If you are still in high school, consider taking CLEP exams for the courses you are taking in high school. After finishing a couple of years of a French, for example, why not take the corresponding CLEP exam and earn college credit for a three-hour French class? There are many different resources available you can use to prepare for CLEP exams. You can find study guides for these exams by doing a search for “CLEP” in Amazon.
5) Take College Courses Online
Consider taking college courses online. While this may not be inexpensive, you can continue to work while you study and get many of the basic courses out of the way. You can complete a degree online or transfer credits to a four-year college.
6) Qualify for an Honors Programs
If you have a strong academic record and high ACT or SAT scores, consider applying to the honors program of the college you will attend.
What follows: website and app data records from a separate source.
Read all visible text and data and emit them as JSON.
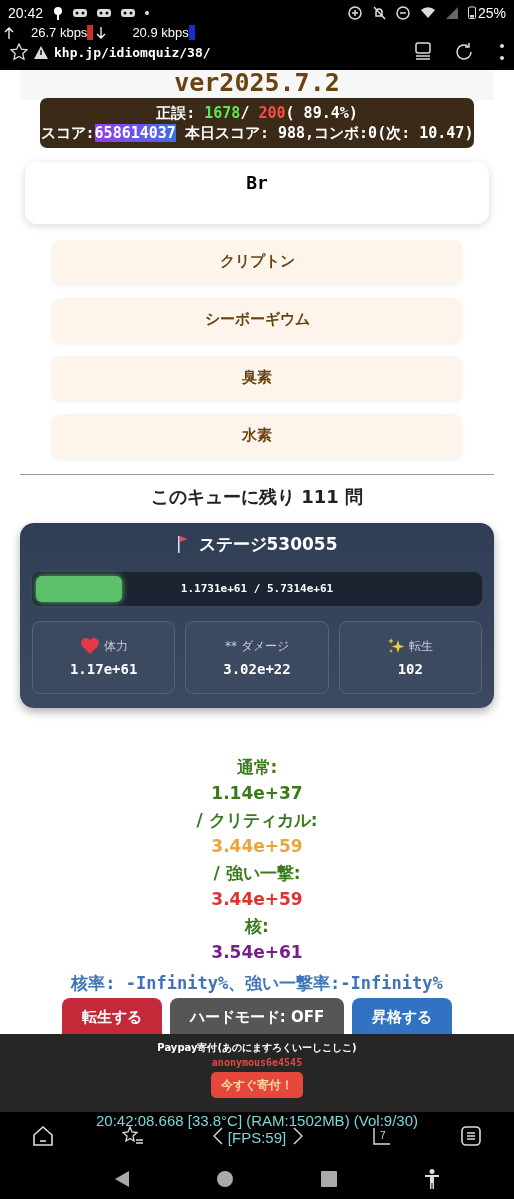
{
  "status_bar": {
    "time": "20:42",
    "battery": "25%"
  },
  "net_speed": {
    "up": "26.7 kbps",
    "down": "20.9 kbps"
  },
  "browser": {
    "url": "khp.jp/idiomquiz/38/"
  },
  "version": "ver2025.7.2",
  "score_box": {
    "label": "正誤:",
    "correct": "1678",
    "separator": "/",
    "wrong": "200",
    "rate": "( 89.4%)",
    "score_label": "スコア:",
    "score": "658614037",
    "today": "本日スコア: 988,コンボ:0(次: 10.47)"
  },
  "question": "Br",
  "choices": [
    "クリプトン",
    "シーボーギウム",
    "臭素",
    "水素"
  ],
  "remaining": "このキューに残り 111 問",
  "stage": {
    "title": "ステージ530055",
    "level": 0.2,
    "hp_text": "1.1731e+61 / 5.7314e+61",
    "stats": [
      {
        "kind": "heart",
        "label": "体力",
        "value": "1.17e+61"
      },
      {
        "kind": "plain",
        "label": "** ダメージ",
        "value": "3.02e+22"
      },
      {
        "kind": "sparkle",
        "label": "転生",
        "value": "102"
      }
    ]
  },
  "damage": [
    {
      "text": "通常:",
      "color": "#3b7a1c"
    },
    {
      "text": "1.14e+37",
      "color": "#3b7a1c"
    },
    {
      "text": "/ クリティカル:",
      "color": "#3b7a1c"
    },
    {
      "text": "3.44e+59",
      "color": "#eba53a"
    },
    {
      "text": "/ 強い一撃:",
      "color": "#3b7a1c"
    },
    {
      "text": "3.44e+59",
      "color": "#e0332e"
    },
    {
      "text": "核:",
      "color": "#3b7a1c"
    },
    {
      "text": "3.54e+61",
      "color": "#76208a"
    }
  ],
  "rates": "核率: -Infinity%、強い一撃率:-Infinity%",
  "actions": [
    {
      "label": "転生する",
      "color": "#c4293a"
    },
    {
      "label": "ハードモード: OFF",
      "color": "#565656"
    },
    {
      "label": "昇格する",
      "color": "#3173c2"
    }
  ],
  "ad": {
    "title": "Paypay寄付(あのにますろくいーしこしこ)",
    "user": "anonymous6e4545",
    "button": "今すぐ寄付！"
  },
  "overlay": {
    "line1": "20:42:08.668 [33.8°C] (RAM:1502MB) (Vol:9/30)",
    "line2": "[FPS:59]",
    "tabs": "7"
  }
}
Depending on the college, you may find a program that pays all of your tuition, fees and books. In some cases an honors program only provides a separate dorm to live in, but for a serious student that could be worth it.
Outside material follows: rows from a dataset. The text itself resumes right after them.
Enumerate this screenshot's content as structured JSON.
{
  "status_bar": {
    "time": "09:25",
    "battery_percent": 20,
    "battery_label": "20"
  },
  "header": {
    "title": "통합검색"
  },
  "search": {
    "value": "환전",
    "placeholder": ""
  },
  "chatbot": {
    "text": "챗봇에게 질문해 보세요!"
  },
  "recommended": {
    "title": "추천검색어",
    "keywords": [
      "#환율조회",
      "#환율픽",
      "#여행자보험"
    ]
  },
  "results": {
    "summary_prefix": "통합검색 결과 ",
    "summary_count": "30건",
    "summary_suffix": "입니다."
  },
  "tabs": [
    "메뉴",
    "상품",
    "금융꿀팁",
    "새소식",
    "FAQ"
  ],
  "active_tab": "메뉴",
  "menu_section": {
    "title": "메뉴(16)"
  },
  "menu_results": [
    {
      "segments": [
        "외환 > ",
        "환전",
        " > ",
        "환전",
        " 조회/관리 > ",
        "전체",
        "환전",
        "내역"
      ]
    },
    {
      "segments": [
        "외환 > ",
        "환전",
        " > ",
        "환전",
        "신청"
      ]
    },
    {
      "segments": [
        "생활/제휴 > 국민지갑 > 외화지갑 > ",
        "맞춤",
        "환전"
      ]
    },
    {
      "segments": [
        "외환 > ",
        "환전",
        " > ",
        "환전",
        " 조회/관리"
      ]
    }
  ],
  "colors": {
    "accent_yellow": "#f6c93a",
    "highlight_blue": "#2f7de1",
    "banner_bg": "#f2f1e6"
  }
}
The other advantage is that if you take honors courses while in college, your degree includes the notation “Graduated with Honors” or a similar phase to note your achievement.
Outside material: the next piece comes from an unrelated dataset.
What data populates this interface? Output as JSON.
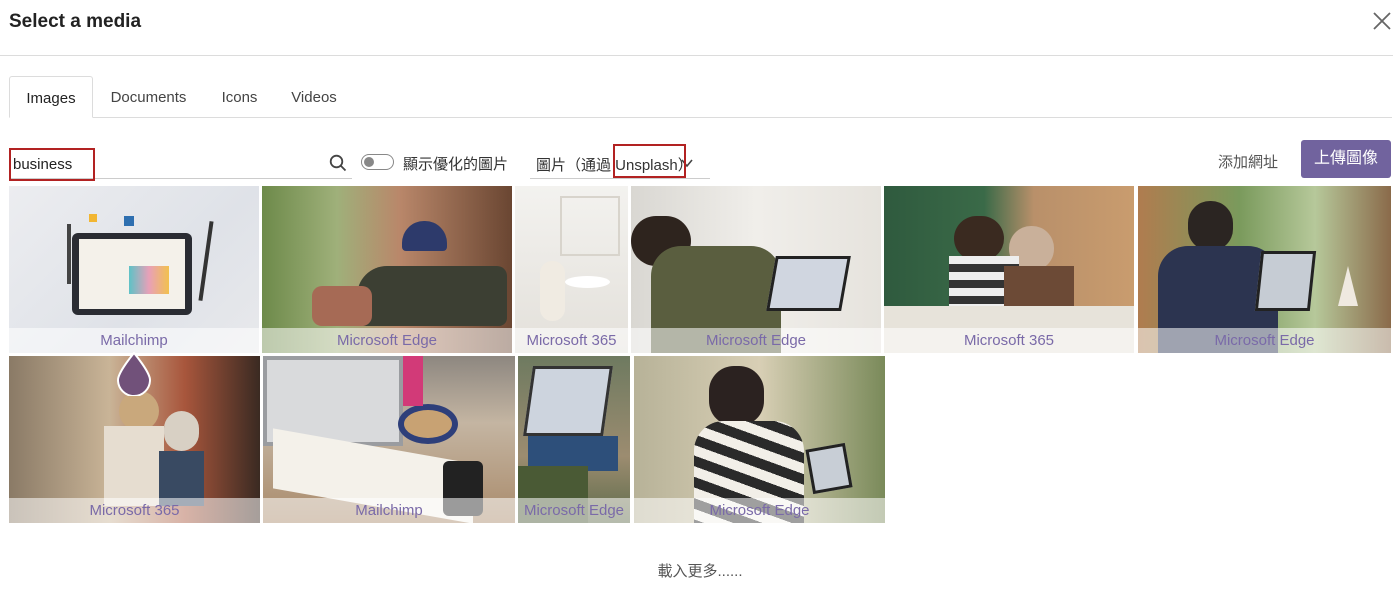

Requirements vary from school to school. You may need to write an essay and earn high test scores and a high GPA. An interview may also be required. Because some of these programs pay full tuition, they can be very competitive.
7) Live at Home
If there is a college nearby, start there and live at home to reduce your expenses for room and board. I realize that is not a great option for everyone, but you can save nine to ten thousand dollars a year that way, maybe more.
8) Get Relatives To Help
In a recent survey of college officials around the country, they report they are noticing more checks coming in from relatives like grandparents, aunts and uncles to cover student bills. A recent survey by the MetLife Mature Market Institute found that two thirds of grandparents had provided financial help to their descendants in the last five years. The average check: $3,000. A quarter of the generous grandparents said they had increased their gifts because of recent economic troubles.
9) Attend a Free College
Yes, you read that right: There are some colleges in the U.S. that are completely free. You will only pay room and board and living expenses, as the college or university covers all of the tuition and fees. For a list of 12 free colleges, check the list complied by US News . Most have an estimated tuition value of $15,000 to $35,000, and the acceptance rates range from as high at 40 percent to as low as 7 percent.
Some of these colleges, such as College of the Ozarks, require students to work on campus for several hours a week. Several are liberal arts colleges, but many have a specific focus such as engineering, music or naval engineering.
10) The G.I. Bill
Today’s G.I. Bill is an excellent way to pay for a college education and gain practical experience along the way. After fulfilling a term of military service, you are given 10 years to use your GI Bill benefits. The GI Bill pays all college tuition and fees for those attending public universities and colleges, and for those attending private colleges and universities, the limit is $17,500 per year.
In addition, the military reimburses you for housing expenses while in college. To earn this benefit, you are required to have been on active duty for 90 days.
There is often a stipulation that you served for three years and were honorably discharged.
So there is your top-ten list of ways to afford college, and we haven’t even looked at loans and scholarships.